They have a great selection, and most of their bras come in a lot of band/cup combinations. Their band sizes only go up to 40, but their cup sizes go from D to L, making them a wonderful place to find the small band, large cup size bras. Unfortunately, their nursing section consists of only 3 bras, and they do not carry mastectomy bras. They also have bra fit experts available over the phone to talk you through appropriate bra selection. They also have some helpful videos and guides for fitting and converting sizes. This is a UK based company, so if you live in the US, you will have to do some conversions with the prices, but you can find some easy to use conversion calculators with a quick google search. Remember to factor in international shipping time for any returns or exchanges.

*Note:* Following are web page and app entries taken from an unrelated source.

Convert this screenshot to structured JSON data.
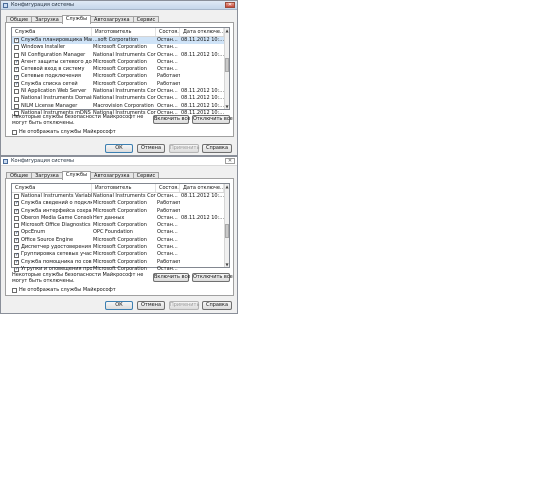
{
  "windows": [
    {
      "title": "Конфигурация системы",
      "tabs": [
        "Общие",
        "Загрузка",
        "Службы",
        "Автозагрузка",
        "Сервис"
      ],
      "active_tab": 2,
      "columns": [
        "Служба",
        "Изготовитель",
        "Состоя...",
        "Дата отключе..."
      ],
      "rows": [
        {
          "checked": true,
          "name": "Служба планировщика Майкрософт (SC)",
          "maker": "...soft Corporation",
          "state": "Остан...",
          "date": "08.11.2012 10:..."
        },
        {
          "checked": false,
          "name": "Windows Installer",
          "maker": "Microsoft Corporation",
          "state": "Остан...",
          "date": ""
        },
        {
          "checked": false,
          "name": "NI Configuration Manager",
          "maker": "National Instruments Corp...",
          "state": "Остан...",
          "date": "08.11.2012 10:..."
        },
        {
          "checked": true,
          "name": "Агент защиты сетевого доступа",
          "maker": "Microsoft Corporation",
          "state": "Остан...",
          "date": ""
        },
        {
          "checked": true,
          "name": "Сетевой вход в систему",
          "maker": "Microsoft Corporation",
          "state": "Остан...",
          "date": ""
        },
        {
          "checked": true,
          "name": "Сетевые подключения",
          "maker": "Microsoft Corporation",
          "state": "Работает",
          "date": ""
        },
        {
          "checked": true,
          "name": "Служба списка сетей",
          "maker": "Microsoft Corporation",
          "state": "Работает",
          "date": ""
        },
        {
          "checked": false,
          "name": "NI Application Web Server",
          "maker": "National Instruments Corp...",
          "state": "Остан...",
          "date": "08.11.2012 10:..."
        },
        {
          "checked": false,
          "name": "National Instruments Domain Se...",
          "maker": "National Instruments Corp...",
          "state": "Остан...",
          "date": "08.11.2012 10:..."
        },
        {
          "checked": false,
          "name": "NILM License Manager",
          "maker": "Macrovision Corporation",
          "state": "Остан...",
          "date": "08.11.2012 10:..."
        },
        {
          "checked": false,
          "name": "National Instruments mDNS Res...",
          "maker": "National Instruments Corp...",
          "state": "Остан...",
          "date": "08.11.2012 10:..."
        }
      ],
      "note": "Некоторые службы безопасности Майкрософт не могут быть отключены.",
      "enable_all": "Включить все",
      "disable_all": "Отключить все",
      "hide_ms": "Не отображать службы Майкрософт",
      "ok": "ОК",
      "cancel": "Отмена",
      "apply": "Применить",
      "help": "Справка"
    },
    {
      "title": "Конфигурация системы",
      "tabs": [
        "Общие",
        "Загрузка",
        "Службы",
        "Автозагрузка",
        "Сервис"
      ],
      "active_tab": 2,
      "columns": [
        "Служба",
        "Изготовитель",
        "Состоя...",
        "Дата отключе..."
      ],
      "rows": [
        {
          "checked": false,
          "name": "National Instruments Variable En...",
          "maker": "National Instruments Corp...",
          "state": "Остан...",
          "date": "08.11.2012 10:..."
        },
        {
          "checked": true,
          "name": "Служба сведений о подключе...",
          "maker": "Microsoft Corporation",
          "state": "Работает",
          "date": ""
        },
        {
          "checked": true,
          "name": "Служба интерфейса сохранен...",
          "maker": "Microsoft Corporation",
          "state": "Работает",
          "date": ""
        },
        {
          "checked": false,
          "name": "Oberon Media Game Console ser...",
          "maker": "Нет данных",
          "state": "Остан...",
          "date": "08.11.2012 10:..."
        },
        {
          "checked": false,
          "name": "Microsoft Office Diagnostics Se...",
          "maker": "Microsoft Corporation",
          "state": "Остан...",
          "date": ""
        },
        {
          "checked": true,
          "name": "OpcEnum",
          "maker": "OPC Foundation",
          "state": "Остан...",
          "date": ""
        },
        {
          "checked": true,
          "name": "Office Source Engine",
          "maker": "Microsoft Corporation",
          "state": "Остан...",
          "date": ""
        },
        {
          "checked": true,
          "name": "Диспетчер удостоверения сет...",
          "maker": "Microsoft Corporation",
          "state": "Остан...",
          "date": ""
        },
        {
          "checked": true,
          "name": "Группировка сетевых участни...",
          "maker": "Microsoft Corporation",
          "state": "Остан...",
          "date": ""
        },
        {
          "checked": true,
          "name": "Служба помощника по совмес...",
          "maker": "Microsoft Corporation",
          "state": "Работает",
          "date": ""
        },
        {
          "checked": true,
          "name": "Угрупки и оповещения произ...",
          "maker": "Microsoft Corporation",
          "state": "Остан...",
          "date": ""
        }
      ],
      "note": "Некоторые службы безопасности Майкрософт не могут быть отключены.",
      "enable_all": "Включить все",
      "disable_all": "Отключить все",
      "hide_ms": "Не отображать службы Майкрософт",
      "ok": "ОК",
      "cancel": "Отмена",
      "apply": "Применить",
      "help": "Справка"
    }
  ],
  "icons": {
    "checkmark": "✓",
    "close": "✕",
    "scroll_up": "▲",
    "scroll_down": "▼"
  }
}
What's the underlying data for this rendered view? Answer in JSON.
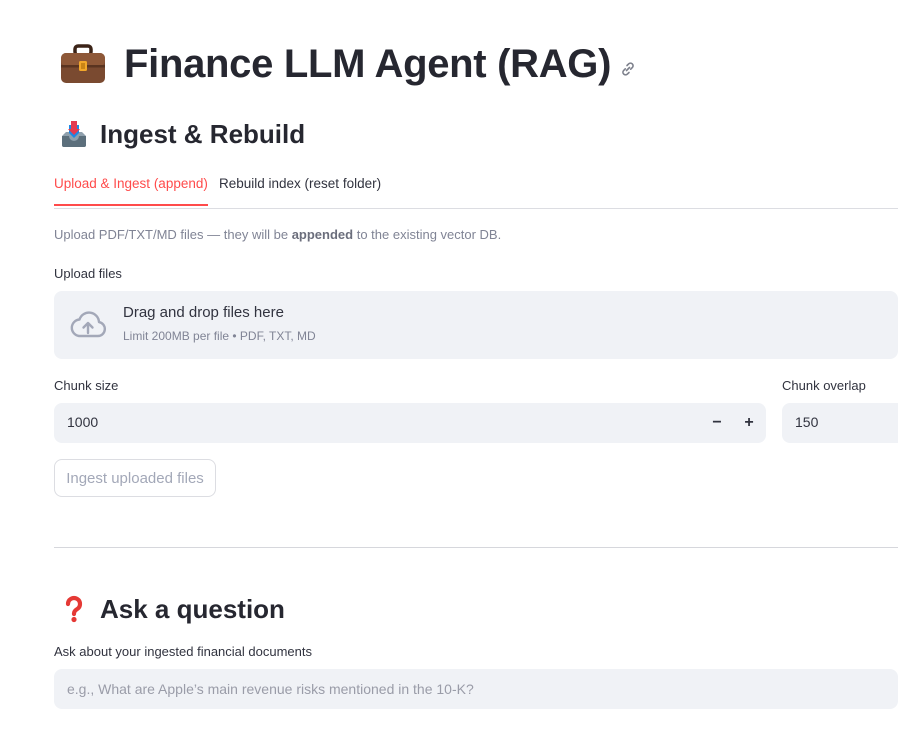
{
  "header": {
    "title": "Finance LLM Agent (RAG)",
    "title_icon": "briefcase-icon",
    "anchor_icon": "link-icon"
  },
  "ingest": {
    "heading": "Ingest & Rebuild",
    "heading_icon": "inbox-tray-icon",
    "tabs": [
      {
        "label": "Upload & Ingest (append)",
        "active": true
      },
      {
        "label": "Rebuild index (reset folder)",
        "active": false
      }
    ],
    "caption_prefix": "Upload PDF/TXT/MD files — they will be ",
    "caption_bold": "appended",
    "caption_suffix": " to the existing vector DB.",
    "upload_label": "Upload files",
    "dropzone": {
      "icon": "cloud-upload-icon",
      "title": "Drag and drop files here",
      "subtitle": "Limit 200MB per file • PDF, TXT, MD"
    },
    "chunk_size": {
      "label": "Chunk size",
      "value": "1000",
      "minus": "−",
      "plus": "+"
    },
    "chunk_overlap": {
      "label": "Chunk overlap",
      "value": "150"
    },
    "ingest_button": "Ingest uploaded files"
  },
  "ask": {
    "heading": "Ask a question",
    "heading_icon": "question-mark-icon",
    "input_label": "Ask about your ingested financial documents",
    "input_placeholder": "e.g., What are Apple’s main revenue risks mentioned in the 10-K?",
    "input_value": ""
  },
  "colors": {
    "accent": "#ff4b4b",
    "input_bg": "#f0f2f6",
    "text": "#31333f",
    "muted": "#808495"
  }
}
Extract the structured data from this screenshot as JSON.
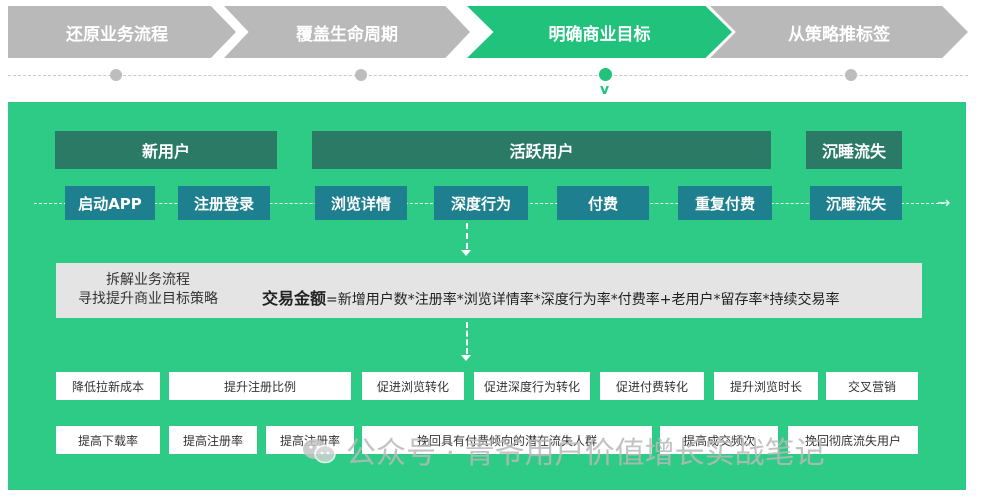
{
  "steps": [
    {
      "label": "还原业务流程",
      "state": "inactive"
    },
    {
      "label": "覆盖生命周期",
      "state": "inactive"
    },
    {
      "label": "明确商业目标",
      "state": "active"
    },
    {
      "label": "从策略推标签",
      "state": "inactive"
    }
  ],
  "step_marker": "v",
  "stages": [
    "新用户",
    "活跃用户",
    "沉睡流失"
  ],
  "events": [
    "启动APP",
    "注册登录",
    "浏览详情",
    "深度行为",
    "付费",
    "重复付费",
    "沉睡流失"
  ],
  "breakdown": {
    "line1": "拆解业务流程",
    "line2": "寻找提升商业目标策略",
    "formula_bold": "交易金额",
    "formula_rest": "=新增用户数*注册率*浏览详情率*深度行为率*付费率+老用户*留存率*持续交易率"
  },
  "strategies_row1": [
    "降低拉新成本",
    "提升注册比例",
    "促进浏览转化",
    "促进深度行为转化",
    "促进付费转化",
    "提升浏览时长",
    "交叉营销"
  ],
  "strategies_row2": [
    "提高下载率",
    "提高注册率",
    "提高注册率",
    "挽回具有付费倾向的潜在流失人群",
    "提高成交频次",
    "挽回彻底流失用户"
  ],
  "watermark": "公众号 · 青爷用户价值增长实战笔记",
  "colors": {
    "accent_green": "#21c27c",
    "panel_green": "#2dcb85",
    "stage_dark_green": "#2a7a66",
    "event_teal": "#1e7f8e",
    "step_gray": "#b9b9b9"
  }
}
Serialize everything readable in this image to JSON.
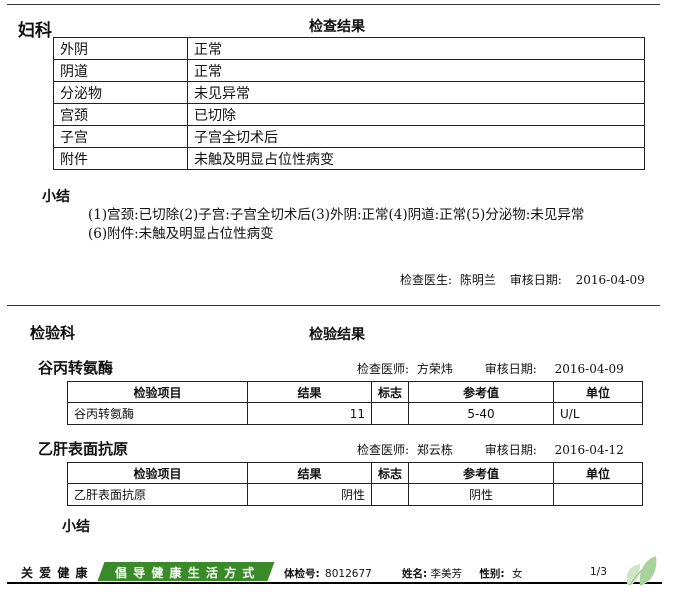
{
  "gynecology": {
    "dept": "妇科",
    "result_title": "检查结果",
    "rows": [
      {
        "item": "外阴",
        "value": "正常"
      },
      {
        "item": "阴道",
        "value": "正常"
      },
      {
        "item": "分泌物",
        "value": "未见异常"
      },
      {
        "item": "宫颈",
        "value": "已切除"
      },
      {
        "item": "子宫",
        "value": "子宫全切术后"
      },
      {
        "item": "附件",
        "value": "未触及明显占位性病变"
      }
    ],
    "summary_title": "小结",
    "summary_line1": "(1)宫颈:已切除(2)子宫:子宫全切术后(3)外阴:正常(4)阴道:正常(5)分泌物:未见异常",
    "summary_line2": "(6)附件:未触及明显占位性病变",
    "doctor_label": "检查医生:",
    "doctor": "陈明兰",
    "review_label": "审核日期:",
    "review_date": "2016-04-09"
  },
  "laboratory": {
    "dept": "检验科",
    "result_title": "检验结果",
    "headers": {
      "item": "检验项目",
      "result": "结果",
      "flag": "标志",
      "ref": "参考值",
      "unit": "单位"
    },
    "tests": [
      {
        "name": "谷丙转氨酶",
        "tech_label": "检查医师:",
        "tech": "方荣炜",
        "review_label": "审核日期:",
        "review_date": "2016-04-09",
        "row": {
          "item": "谷丙转氨酶",
          "result": "11",
          "flag": "",
          "ref": "5-40",
          "unit": "U/L"
        }
      },
      {
        "name": "乙肝表面抗原",
        "tech_label": "检查医师:",
        "tech": "郑云栋",
        "review_label": "审核日期:",
        "review_date": "2016-04-12",
        "row": {
          "item": "乙肝表面抗原",
          "result": "阴性",
          "flag": "",
          "ref": "阴性",
          "unit": ""
        }
      }
    ],
    "summary_title": "小结"
  },
  "footer": {
    "slogan_left": "关 爱 健 康",
    "slogan_right": "倡 导 健 康 生 活 方 式",
    "exam_no_label": "体检号:",
    "exam_no": "8012677",
    "name_label": "姓名:",
    "name": "李美芳",
    "gender_label": "性别:",
    "gender": "女",
    "page": "1/3",
    "accent_green": "#3a8a2a"
  }
}
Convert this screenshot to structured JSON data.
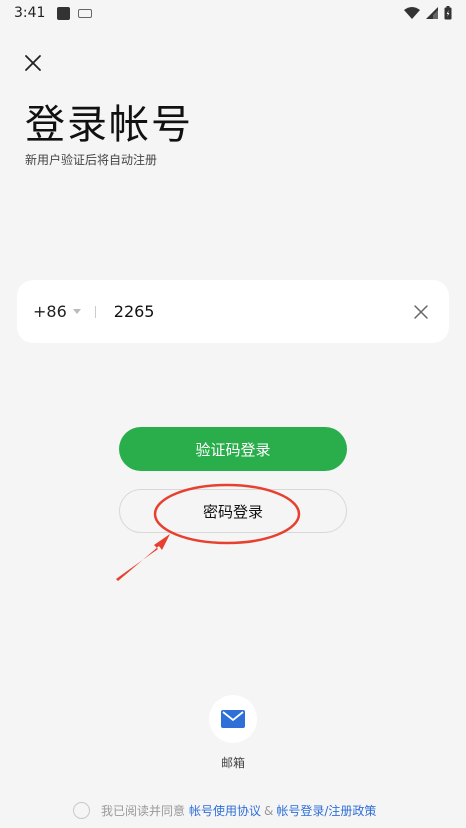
{
  "status_bar": {
    "time": "3:41",
    "icons": [
      "notification-square-icon",
      "keyboard-icon",
      "wifi-icon",
      "signal-icon",
      "battery-icon"
    ]
  },
  "header": {
    "close_icon": "close-icon",
    "title": "登录帐号",
    "subtitle": "新用户验证后将自动注册"
  },
  "phone_input": {
    "country_code": "+86",
    "value": "2265",
    "clear_icon": "clear-icon"
  },
  "buttons": {
    "sms_login": "验证码登录",
    "password_login": "密码登录"
  },
  "alt_login": {
    "mail_icon": "mail-icon",
    "mail_label": "邮箱"
  },
  "agreement": {
    "prefix": "我已阅读并同意",
    "link_terms": "帐号使用协议",
    "separator": "&",
    "link_policy": "帐号登录/注册政策"
  },
  "colors": {
    "primary_green": "#2aae4c",
    "link_blue": "#2f6fd8",
    "annotation_red": "#e8402f",
    "mail_blue": "#2f6fd8",
    "background": "#f5f5f5"
  }
}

Has a decent size selection with a variety of styles in many sizes. They have a fitting guide and access to professional advice. It also has a clearly marked mastectomy bra section with some pretty selections. Their nursing and maternity section is also pretty well stocked and easy to find.
Signs that your bra is the wrong size
Whether you are trying to figure out if you need a new bra or whether the ones you are trying fit properly, there are a few guidelines to look for to see if it works. Remember, not all bras are made for the same type of breasts. Some breasts are fuller at the bottom, others are fuller at the top. Some point forward, some point down, and others point out to the sides. Each type of breast will require a slightly different fit. This may mean that a bra that you like may not come in a size that fits you. I recommend doing a lot of trying on, or speaking to a bra fitting expert who is familiar with fitting different sizes and types of breasts. It is also important to note that very few of us have breasts that are the same size. Most of us are close, but some people have very different size breasts. This is perfectly normal. When you are shopping for bras, buy to fit the larger breast, and fill in the other cup as necessary. You can add a little extra padding to one side, or if the difference is large enough, get a small prosthetic to slip inside the cup to even them out and prevent the gaping or puckering on the smaller side.
I hope that you have found this guide to be helpful. Once you are in a bra that fits well, you may be amazed at the difference it can make. You may find that you are able to have better posture because you are now fully supported with no danger of spilling, puckering, etc. Your clothes will also look much nicer and fit better. If you have any suggestions about where to find good bras, feel free to leave them in the comments.
Meet the Author
Amanda Tarver, (LMT, CEIM, PES, RMT) is a massage therapist and birth worker in the Chicago area. She is dedicated to using a combination of bodywork and education to help people live a better quality of life.